Location: Brush Creek Area
Date of Observation: 01/29/2020
Name: Evan Ross
Subject: Brush Creek
Aspect: North East, East
Weather: Sky was already clearing by sunset with few clouds through the day. Thicker clouds looked to hang out over by the Ruby Range. Light winds.
Snowpack: General weak snowpack, but not necessarily confidence-inspiring. HS average near 100cm. Ski pen was surprisingly supportable at around 10-15cm, but boot pen was still most of the snowpack. At the lower elevations traveled, the weakest facets near the ground were the layer of concern. I would estimate a little higher in the terrain with more snowpack structure and the mid-pack weak layers could have been more problematic or better defined. On one hand, I wasn’t surprised by the lack of signs of instability while hunting for them, on the other, I didn’t find any confidence in the snowpack and didn’t care to push into steeper terrain.
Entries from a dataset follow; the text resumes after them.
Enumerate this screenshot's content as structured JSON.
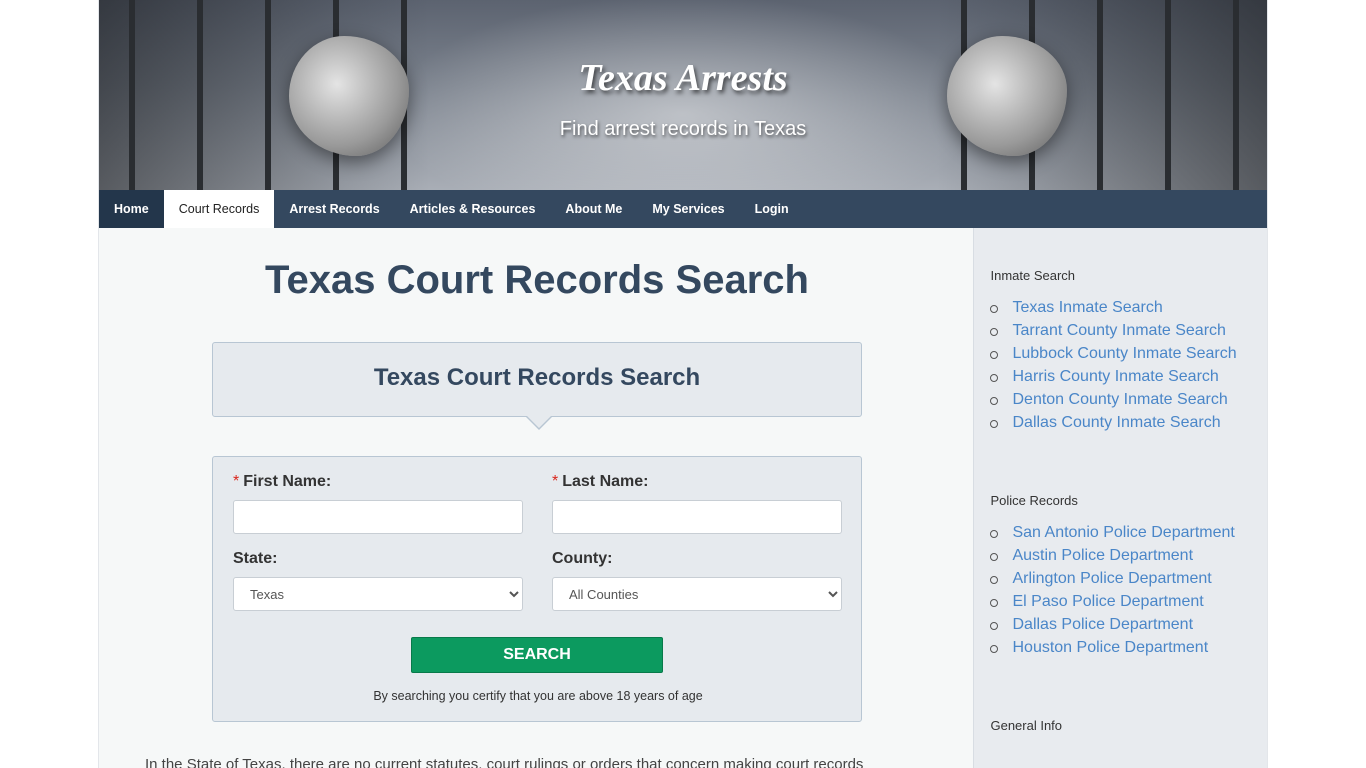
{
  "header": {
    "title": "Texas Arrests",
    "tagline": "Find arrest records in Texas"
  },
  "nav": {
    "items": [
      "Home",
      "Court Records",
      "Arrest Records",
      "Articles & Resources",
      "About Me",
      "My Services",
      "Login"
    ],
    "active": "Court Records"
  },
  "main": {
    "page_title": "Texas Court Records Search",
    "box_title": "Texas Court Records Search",
    "form": {
      "required_marker": "*",
      "first_name_label": "First Name:",
      "last_name_label": "Last Name:",
      "state_label": "State:",
      "state_value": "Texas",
      "county_label": "County:",
      "county_value": "All Counties",
      "search_label": "SEARCH",
      "disclaimer": "By searching you certify that you are above 18 years of age"
    },
    "intro_text": "In the State of Texas, there are no current statutes, court rulings or orders that concern making court records"
  },
  "sidebar": {
    "inmate_heading": "Inmate Search",
    "inmate_links": [
      "Texas Inmate Search",
      "Tarrant County Inmate Search",
      "Lubbock County Inmate Search",
      "Harris County Inmate Search",
      "Denton County Inmate Search",
      "Dallas County Inmate Search"
    ],
    "police_heading": "Police Records",
    "police_links": [
      "San Antonio Police Department",
      "Austin Police Department",
      "Arlington Police Department",
      "El Paso Police Department",
      "Dallas Police Department",
      "Houston Police Department"
    ],
    "general_heading": "General Info"
  },
  "colors": {
    "nav_bg": "#34485f",
    "search_button": "#0c9a5f",
    "link": "#4a86c8"
  }
}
One test profile on a protected slope at 10,400ft on a NE aspect, 33-degree slope. HS 125. ECT N results in the middle and upper snowpack. Those layers of snow were not drastically different from one another and the whole thing was faceting together. I’d estimate that more concerning structure could have been found higher in the terrain or where the HS was greater. There were about 5cm of F hard facets near the ground and that was the layer of concern in this profile.
Low in the Brush Creek Drainage, there wasn’t much snowpack yet and it was way more punchy. You had to get up towards Teo to start developing the snowpack described. The south side of Teo was looking generally thin and not too concerning. Cross-loaded terrain down low could have had better structure, or up in the alpine.